was then filtered through a 0.45 micron disk filter with the solution delivered via syringe to remove any heavy
metals or other toxins associated with the minerals. I only evaluated the aromas (blind) of the sample liquids
and did not drink them. My impressions were similar to Scott’s:
Sonoma Mountain basalt: wet mud, wet terra cotta, wet clay, earth
Squaw Valley granite: very subtle steely, stainless steel impression
Lodi gravel: similar to Squaw Valley granite, primarily smelled like mineral water
Mt. Harlan limestone: distinctive aromas of cement, dirt, earth, clay and grass
Considering these preliminary results, Scott feels that there needs to be an expanded aroma wheel (an
addition to Ann Noble’s aroma wheel) or a new one to address minerality, and he might begin work on the
Read Scott’s up close and personal feature at the end of this issue.
Postscript: Shortly after this article was published, an article appeared in The World of Fine Wine(Issue 45 2014, pp 128-136), titled "Between Rock And A Hard Place: Vineyard Soils," written by Alex Maltman. In this piece, he clarifies the bedrock geology of vineyards. To summarize, here is what he said. "The Earth is made of chemical elements and is dominated by just eight of them.

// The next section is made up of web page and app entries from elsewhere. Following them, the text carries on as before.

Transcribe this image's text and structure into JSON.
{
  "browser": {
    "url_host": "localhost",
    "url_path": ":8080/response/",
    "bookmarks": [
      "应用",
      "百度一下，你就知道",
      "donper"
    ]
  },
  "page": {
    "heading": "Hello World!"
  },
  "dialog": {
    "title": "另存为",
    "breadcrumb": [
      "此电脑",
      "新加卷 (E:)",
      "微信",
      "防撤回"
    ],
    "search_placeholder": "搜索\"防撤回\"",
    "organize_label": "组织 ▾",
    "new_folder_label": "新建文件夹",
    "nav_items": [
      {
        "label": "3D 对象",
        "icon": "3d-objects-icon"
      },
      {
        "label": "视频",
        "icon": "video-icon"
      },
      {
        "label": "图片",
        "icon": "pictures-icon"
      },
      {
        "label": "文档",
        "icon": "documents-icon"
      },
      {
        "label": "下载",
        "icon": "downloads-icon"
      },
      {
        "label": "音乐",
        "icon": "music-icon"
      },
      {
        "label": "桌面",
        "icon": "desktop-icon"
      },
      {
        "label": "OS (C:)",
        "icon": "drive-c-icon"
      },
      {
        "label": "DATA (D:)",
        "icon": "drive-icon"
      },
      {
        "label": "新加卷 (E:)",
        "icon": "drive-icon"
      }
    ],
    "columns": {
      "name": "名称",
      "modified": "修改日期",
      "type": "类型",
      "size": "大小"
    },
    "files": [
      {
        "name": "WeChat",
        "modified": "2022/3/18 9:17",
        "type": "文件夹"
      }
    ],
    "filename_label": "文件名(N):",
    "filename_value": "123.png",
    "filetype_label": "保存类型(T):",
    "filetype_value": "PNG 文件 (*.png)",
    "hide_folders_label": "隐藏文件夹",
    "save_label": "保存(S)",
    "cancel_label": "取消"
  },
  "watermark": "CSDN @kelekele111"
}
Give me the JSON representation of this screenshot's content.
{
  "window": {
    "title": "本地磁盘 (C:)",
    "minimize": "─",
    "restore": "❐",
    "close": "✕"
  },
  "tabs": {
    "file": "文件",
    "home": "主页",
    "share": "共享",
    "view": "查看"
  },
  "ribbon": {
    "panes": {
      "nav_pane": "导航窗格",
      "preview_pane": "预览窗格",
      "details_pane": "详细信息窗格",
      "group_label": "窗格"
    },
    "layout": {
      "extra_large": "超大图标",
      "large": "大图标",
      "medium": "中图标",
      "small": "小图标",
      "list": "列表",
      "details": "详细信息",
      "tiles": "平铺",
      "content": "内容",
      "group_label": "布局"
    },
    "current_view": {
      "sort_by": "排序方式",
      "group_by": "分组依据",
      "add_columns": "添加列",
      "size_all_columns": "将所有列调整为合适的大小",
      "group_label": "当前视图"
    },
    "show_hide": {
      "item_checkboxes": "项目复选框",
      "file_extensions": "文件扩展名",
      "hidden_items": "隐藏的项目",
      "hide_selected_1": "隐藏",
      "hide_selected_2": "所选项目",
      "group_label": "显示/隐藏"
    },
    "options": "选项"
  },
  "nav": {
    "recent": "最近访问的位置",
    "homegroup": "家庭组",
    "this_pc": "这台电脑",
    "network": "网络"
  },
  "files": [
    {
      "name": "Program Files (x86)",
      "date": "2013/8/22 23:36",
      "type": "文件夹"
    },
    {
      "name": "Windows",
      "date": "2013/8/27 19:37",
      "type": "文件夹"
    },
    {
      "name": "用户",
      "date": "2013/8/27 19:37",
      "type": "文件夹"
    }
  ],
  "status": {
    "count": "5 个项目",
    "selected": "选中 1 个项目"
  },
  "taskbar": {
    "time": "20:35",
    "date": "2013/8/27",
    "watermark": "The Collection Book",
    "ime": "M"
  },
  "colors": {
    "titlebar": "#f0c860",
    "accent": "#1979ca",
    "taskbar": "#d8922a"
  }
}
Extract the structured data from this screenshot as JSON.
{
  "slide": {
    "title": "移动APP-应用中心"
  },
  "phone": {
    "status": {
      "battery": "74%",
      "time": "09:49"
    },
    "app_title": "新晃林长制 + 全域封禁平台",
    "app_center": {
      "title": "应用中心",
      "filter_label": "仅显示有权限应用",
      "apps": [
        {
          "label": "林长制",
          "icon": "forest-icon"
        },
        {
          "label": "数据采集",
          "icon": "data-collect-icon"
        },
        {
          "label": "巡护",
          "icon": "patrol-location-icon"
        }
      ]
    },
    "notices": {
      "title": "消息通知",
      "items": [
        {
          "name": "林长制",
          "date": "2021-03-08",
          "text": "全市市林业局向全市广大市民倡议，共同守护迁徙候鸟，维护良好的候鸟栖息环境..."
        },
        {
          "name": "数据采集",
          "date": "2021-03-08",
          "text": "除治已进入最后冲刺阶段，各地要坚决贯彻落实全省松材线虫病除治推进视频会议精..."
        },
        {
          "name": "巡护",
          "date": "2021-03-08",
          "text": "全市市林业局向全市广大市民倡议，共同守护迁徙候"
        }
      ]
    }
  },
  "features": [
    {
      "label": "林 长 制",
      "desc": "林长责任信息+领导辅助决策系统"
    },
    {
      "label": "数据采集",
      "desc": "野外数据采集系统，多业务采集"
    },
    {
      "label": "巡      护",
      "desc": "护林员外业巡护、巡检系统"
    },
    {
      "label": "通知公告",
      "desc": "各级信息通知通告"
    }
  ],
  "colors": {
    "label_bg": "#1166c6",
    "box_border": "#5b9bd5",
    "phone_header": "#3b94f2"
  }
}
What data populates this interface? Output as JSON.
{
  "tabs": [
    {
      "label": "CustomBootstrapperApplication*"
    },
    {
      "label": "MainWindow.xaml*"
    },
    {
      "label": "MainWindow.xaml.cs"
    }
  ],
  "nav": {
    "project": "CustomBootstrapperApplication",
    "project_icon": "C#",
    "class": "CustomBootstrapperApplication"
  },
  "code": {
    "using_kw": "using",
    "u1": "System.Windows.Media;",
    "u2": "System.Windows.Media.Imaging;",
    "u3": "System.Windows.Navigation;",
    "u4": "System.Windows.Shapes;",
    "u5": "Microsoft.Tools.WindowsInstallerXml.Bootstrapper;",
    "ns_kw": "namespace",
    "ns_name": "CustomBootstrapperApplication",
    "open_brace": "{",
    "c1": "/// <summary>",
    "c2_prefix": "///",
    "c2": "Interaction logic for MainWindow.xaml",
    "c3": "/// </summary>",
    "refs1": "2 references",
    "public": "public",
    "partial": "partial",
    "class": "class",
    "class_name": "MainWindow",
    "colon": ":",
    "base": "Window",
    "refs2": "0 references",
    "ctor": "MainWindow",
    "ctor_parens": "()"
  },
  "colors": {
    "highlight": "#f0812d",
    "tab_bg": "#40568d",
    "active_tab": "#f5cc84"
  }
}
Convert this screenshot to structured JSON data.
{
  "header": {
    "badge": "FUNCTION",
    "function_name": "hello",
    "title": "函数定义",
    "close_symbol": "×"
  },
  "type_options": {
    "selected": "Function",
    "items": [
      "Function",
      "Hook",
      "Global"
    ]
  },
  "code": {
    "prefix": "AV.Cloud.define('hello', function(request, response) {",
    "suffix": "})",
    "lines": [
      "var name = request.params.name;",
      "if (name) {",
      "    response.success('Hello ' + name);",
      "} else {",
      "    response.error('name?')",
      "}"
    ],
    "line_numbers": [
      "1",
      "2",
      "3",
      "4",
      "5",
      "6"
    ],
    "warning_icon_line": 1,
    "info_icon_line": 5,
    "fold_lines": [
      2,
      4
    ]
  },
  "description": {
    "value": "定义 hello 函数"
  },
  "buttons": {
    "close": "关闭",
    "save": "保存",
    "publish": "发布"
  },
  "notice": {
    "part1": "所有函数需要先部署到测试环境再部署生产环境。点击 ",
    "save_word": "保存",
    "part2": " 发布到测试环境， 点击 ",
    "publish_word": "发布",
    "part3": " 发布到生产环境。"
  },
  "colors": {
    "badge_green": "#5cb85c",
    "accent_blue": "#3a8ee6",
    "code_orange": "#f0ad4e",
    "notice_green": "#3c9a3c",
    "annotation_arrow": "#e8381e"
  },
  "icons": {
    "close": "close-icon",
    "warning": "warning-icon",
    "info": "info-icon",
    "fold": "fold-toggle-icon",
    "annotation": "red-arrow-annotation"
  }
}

Elements are combined with each other to form minerals. The vast majority of minerals making up vineyards are silicates. The rigid aggregates of minerals are properly called rocks. Minerals combine to make rock, and minerals are composed of chemical elements. When elements amalgamate they become crystalline. The pieces of minerals in a vineyard are crystalline. 17 or so mineral nutrients are needed for vine growth and some of these are needed in very different amounts. The word soil refers to mineral sediments mixed in with rotted biological material-humus." With regard to minerality in wine, Maltman states, "There would seem to be no basis for the common assertion that a particular kind of bedrock produces certain wine flavors....the connection between soil and wine may not be direct and literal, but a kinship exists."